» Requirement
Find every line in the records that holds the string "title". Copy each one.

- Opening Delimiter -

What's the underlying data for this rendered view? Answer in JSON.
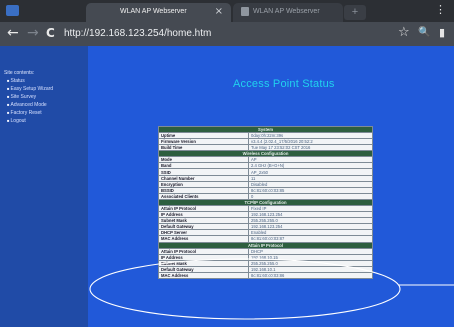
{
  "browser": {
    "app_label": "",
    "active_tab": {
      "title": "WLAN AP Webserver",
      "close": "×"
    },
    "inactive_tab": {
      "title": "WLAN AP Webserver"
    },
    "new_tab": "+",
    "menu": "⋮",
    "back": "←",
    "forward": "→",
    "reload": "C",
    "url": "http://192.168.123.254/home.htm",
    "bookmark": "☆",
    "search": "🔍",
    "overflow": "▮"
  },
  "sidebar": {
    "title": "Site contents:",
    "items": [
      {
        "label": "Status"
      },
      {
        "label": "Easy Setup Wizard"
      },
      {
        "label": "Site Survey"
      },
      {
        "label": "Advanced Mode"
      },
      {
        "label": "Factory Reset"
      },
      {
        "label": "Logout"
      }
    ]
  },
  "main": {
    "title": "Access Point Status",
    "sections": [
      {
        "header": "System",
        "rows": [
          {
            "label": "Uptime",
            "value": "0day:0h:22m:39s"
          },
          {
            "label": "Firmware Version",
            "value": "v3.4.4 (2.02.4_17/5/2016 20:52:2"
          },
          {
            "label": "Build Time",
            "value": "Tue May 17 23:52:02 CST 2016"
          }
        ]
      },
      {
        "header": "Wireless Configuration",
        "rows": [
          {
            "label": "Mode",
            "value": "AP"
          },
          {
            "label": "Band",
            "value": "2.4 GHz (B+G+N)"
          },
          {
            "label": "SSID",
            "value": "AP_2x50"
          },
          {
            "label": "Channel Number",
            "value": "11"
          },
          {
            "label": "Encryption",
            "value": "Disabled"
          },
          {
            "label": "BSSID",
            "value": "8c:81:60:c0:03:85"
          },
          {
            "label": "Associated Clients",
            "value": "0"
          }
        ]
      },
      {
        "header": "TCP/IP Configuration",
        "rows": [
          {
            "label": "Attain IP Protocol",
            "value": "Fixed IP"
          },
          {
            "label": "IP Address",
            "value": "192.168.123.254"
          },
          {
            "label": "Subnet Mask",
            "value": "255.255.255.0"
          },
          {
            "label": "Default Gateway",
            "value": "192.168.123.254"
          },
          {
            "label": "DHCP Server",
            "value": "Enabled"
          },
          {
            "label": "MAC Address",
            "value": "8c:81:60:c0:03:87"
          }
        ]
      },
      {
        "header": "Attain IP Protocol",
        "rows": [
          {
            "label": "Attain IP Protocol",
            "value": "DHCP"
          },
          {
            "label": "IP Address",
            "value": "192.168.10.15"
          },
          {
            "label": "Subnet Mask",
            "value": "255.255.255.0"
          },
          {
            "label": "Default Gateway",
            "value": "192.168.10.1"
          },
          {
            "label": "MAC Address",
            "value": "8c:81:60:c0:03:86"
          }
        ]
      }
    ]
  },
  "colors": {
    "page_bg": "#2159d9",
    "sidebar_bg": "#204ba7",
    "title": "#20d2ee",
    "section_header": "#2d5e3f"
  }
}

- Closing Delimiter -

» Response
      "title": "WLAN AP Webserver",
      "title": "WLAN AP Webserver"
    "title": "Site contents:",
    "title": "Access Point Status",
    "title": "#20d2ee",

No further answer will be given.